Good thing I had a few other projects to keep me occupied during the interm. M.D.s tab cover is finally done. It is my first colorwork project. So wonky tension and visiblity of the secondary color at times in spots it out not be is evident. 

I am very pleased with this because I ripped this case out no less than four times trying to pick up the basics of how to twist the strands without ending up with a pile of tangled yarn. I of course had to get tensioning right because the first time I successfully completed the cover I couldn’t fit the tablet into it. 

I am also pleased because I came up with the tulip design myself. It’s based off my stitch and row gauge and a quick sketch of a knit shaped graph on regular lined paper. (All this means is I’m getting better at my planning and designing attempts.)
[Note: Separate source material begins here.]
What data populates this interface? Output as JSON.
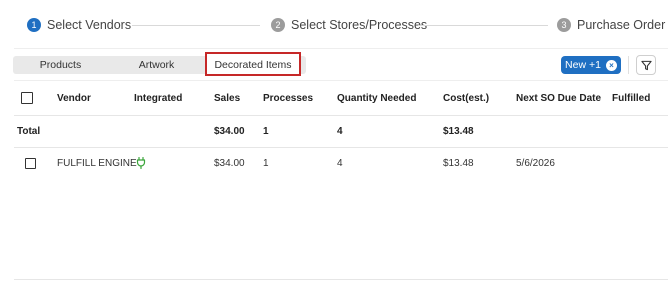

After finally resolving my phone and computer issues, I wanted to treat myself to a quick knit. Therein I knit my version of a earbud pouch for my latest earbuds. I was planning to use an already existing pattern but, didn’t care for the way it was written/worded (it sounded unnecessarily complicated.) So instead, I just made the item similar to how I would socks.

I cast on 20sts using Judy’s Magic Cast-On

Alternated increase rounds with plain knit rounds (using rli and lli on the first and last stitches on each needle (I used magic loop method while knitting) this resulted in a 4st increase).

Once I reached approx. 40sts I knit straight for about 5 rounds.

Then I reversed my knitting. I decreased 4sts every alternate round (k2tog & ssk on the first 2st and last 2sts on each needle).

I decreased down to about 20-24sts and then started the ribbing.

For the ribbing I k2tbl and purled 2 around.

After 5 rounds I used Jeny’s Suprisingly Stretch Bind-Off for the finish.

Came out looking identical to the pattern I was going to use and no need to fiddle with a Kitchener stitch and a sewing needle. This way I think you should also be able to modify the pattern per your yarn weight and needle size. I recommend a needle at least one size smaller than your yarn’s recommended gauge.

I used Knit Picks Galileo (a sport weight yarn) and used a US2-2.75mm needle. 

On an additional note of good news. Lucidity is 10.5 rows away from completed. Ideally I’d like to have this finished tomorrow so I can block it and allow plenty of time for it to dry before the weekend wherein I’d like to potentially wear it but, we’ll see how that turns out.

Confirmation of plans

I am surprisingly pleased to admit that I’ve actually been working on Lucidity here lately. I guess that brief love affair with my Celestial Blossom hat was just the thing I needed to re-ignite my knitting drive.


I realized after snapping photos of me modeling the hat, it appears as if I have a tattoo. ( I don’t it’s a birth mark and the subject of many past conversations). And although I’ve been back and forth waffling about this grandiose idea of beads, beads, and more beads. So much so it’s resulted in me actively avoiding Lucidity for more than a 2 month stretch in accumulative days.


I can say seeing the affect in a nearly completed state has me rethinking my rethink ( I know it’s confusing me too.)


All in all the insanity is just what Lucidity has shaped up to be but, when somewhere around row 20 of the border I realized I don’t quite have 1,000 stitches (Yeah I know, shocked me too. Upside: by now it should be over 1,000.) I kicked into gear (or out of the way—depends on how you see it) a threshold cap I didn’t realized I’d unconsciously placed upon myself.

I had been avoiding Lucidity because I felt like it was more than a thousand stitches and growing and I mentally chickened out of the seemingly overwhelming task of the planned endeavour. But, when I realized I wasn’t at my perceived stitch limitations I have been more active in recent days in trying to get it done.

Now knowing better I’m on row 23 (?) and things are looking a lot better. For instance, my numbers in each of the four sections are finally starting to add up which for a minute there they did not. (Remember I mentioned this was an experimental shawl after so many number errors because, no one in their right mind goes back all those stitches of k2tog, ssk, & yo’s not to mention with the additional placements of beads. Nope, not gonna’ happen.) I am perfectly content living with my number-discrepancy shawl.